- About half of participants were taking anti-clotting medications; less than half were taking cholesterol-lowering statin medications; and one-quarter were taking both medications, the mainstay of stroke prevention.
- Older age was associated with uncontrolled high blood pressure and diabetes.
- Adults born in the U.S. or who have lived in the U.S. more than 10 years were more likely to have poorly controlled diabetes.
- Women were more likely to have unhealthy cholesterol levels; and
- Not having health insurance was associated with decreased statin use and unhealthy cholesterol levels.
“Health care professionals can help inform and support Hispanic/Latino adults about the importance of adopting healthy lifestyle behaviors in order to reduce cardiovascular risk,” Testai said. “Almost 80% of people in this study were overweight or obese, and a significant number continued to smoke despite having a history of stroke and other cardiovascular events. Access to care is another important area that we need to address to reduce cardiovascular risk in this population.”
In this analysis, researchers referenced older guidelines with higher thresholds for healthy blood pressure and cholesterol levels. “We were conservative in our goals. If we used the newer goals, which are far more stringent, the results would be even more alarming,” Testai said.
A major limitation of this study is that HCHS/SOL data was self-reported by participants. Another limitation is that while race was self-reported, social determinants of health and the health impacts of structural racism were not accounted for in this analysis.
The American Heart Association’s November 2020 Presidential Advisory, “Call to Action: Structural Racism as a Fundamental Driver of Health Disparities,” declared structural racism a cause of poor health and premature death from heart disease and stroke for many and detailed the Association’s immediate and ongoing action to accelerate social equity and health care and outcomes for all people.

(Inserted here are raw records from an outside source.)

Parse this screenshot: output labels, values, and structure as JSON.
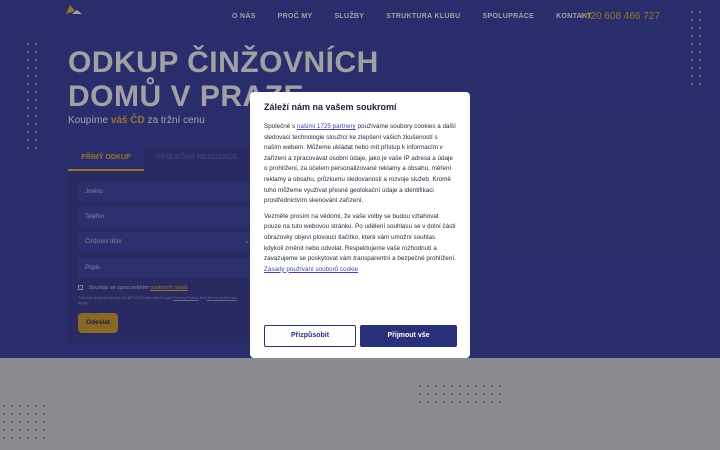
{
  "header": {
    "nav": [
      "O NÁS",
      "PROČ MY",
      "SLUŽBY",
      "STRUKTURA KLUBU",
      "SPOLUPRÁCE",
      "KONTAKT"
    ],
    "phone": "+420 608 466 727"
  },
  "hero": {
    "title": "ODKUP ČINŽOVNÍCH DOMŮ V PRAZE",
    "subtitle_before": "Koupíme",
    "subtitle_highlight": "váš ČD",
    "subtitle_after": "za tržní cenu"
  },
  "form": {
    "tab_active": "PŘÍMÝ ODKUP",
    "tab_inactive": "SPOLEČNÁ REALIZACE",
    "name_placeholder": "Jméno",
    "phone_placeholder": "Telefon",
    "type_select": "Činžovní dům",
    "desc_placeholder": "Popis",
    "consent_text": "Souhlas se zpracováním",
    "consent_link": "osobních údajů",
    "recaptcha_text": "This site is protected by reCAPTCHA and the Google",
    "recaptcha_privacy": "Privacy Policy",
    "recaptcha_and": "and",
    "recaptcha_terms": "Terms of Service",
    "recaptcha_apply": "apply.",
    "submit": "Odeslat"
  },
  "modal": {
    "title": "Záleží nám na vašem soukromí",
    "p1_before": "Společně s",
    "p1_link": "našimi 1725 partnery",
    "p1_after": "používáme soubory cookies a další sledovací technologie sloužící ke zlepšení vašich zkušeností s naším webem. Můžeme ukládat nebo mít přístup k informacím v zařízení a zpracovávat osobní údaje, jako je vaše IP adresa a údaje o prohlížení, za účelem personalizované reklamy a obsahu, měření reklamy a obsahu, průzkumu sledovanosti a rozvoje služeb. Kromě toho můžeme využívat přesné geolokační údaje a identifikaci prostřednictvím skenování zařízení.",
    "p2": "Vezměte prosím na vědomí, že vaše volby se budou vztahovat pouze na tuto webovou stránku. Po udělení souhlasu se v dolní části obrazovky objeví plovoucí tlačítko, které vám umožní souhlas kdykoli změnit nebo odvolat. Respektujeme vaše rozhodnutí a zavazujeme se poskytovat vám transparentní a bezpečné prohlížení.",
    "policy_link": "Zásady používání souborů cookie",
    "btn_customize": "Přizpůsobit",
    "btn_accept": "Přijmout vše"
  },
  "colors": {
    "hero_bg": "#3a3f9e",
    "accent": "#f0b43c",
    "modal_button": "#2a2f7a"
  }
}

In addition, the editors of Circulation: Cardiovascular Quality and Outcomes, another American Heart Association scientific journal, issued new guidance last month challenging the scientific research community to take a broader perspective and to methodically examine structural factors including racism when studying racial and ethnic disparities in health. It includes detailed, specific instructions for authors to encourage consistent framing, terminology and methods aligned with established best practices for scientific research on racial and ethnic disparities in health.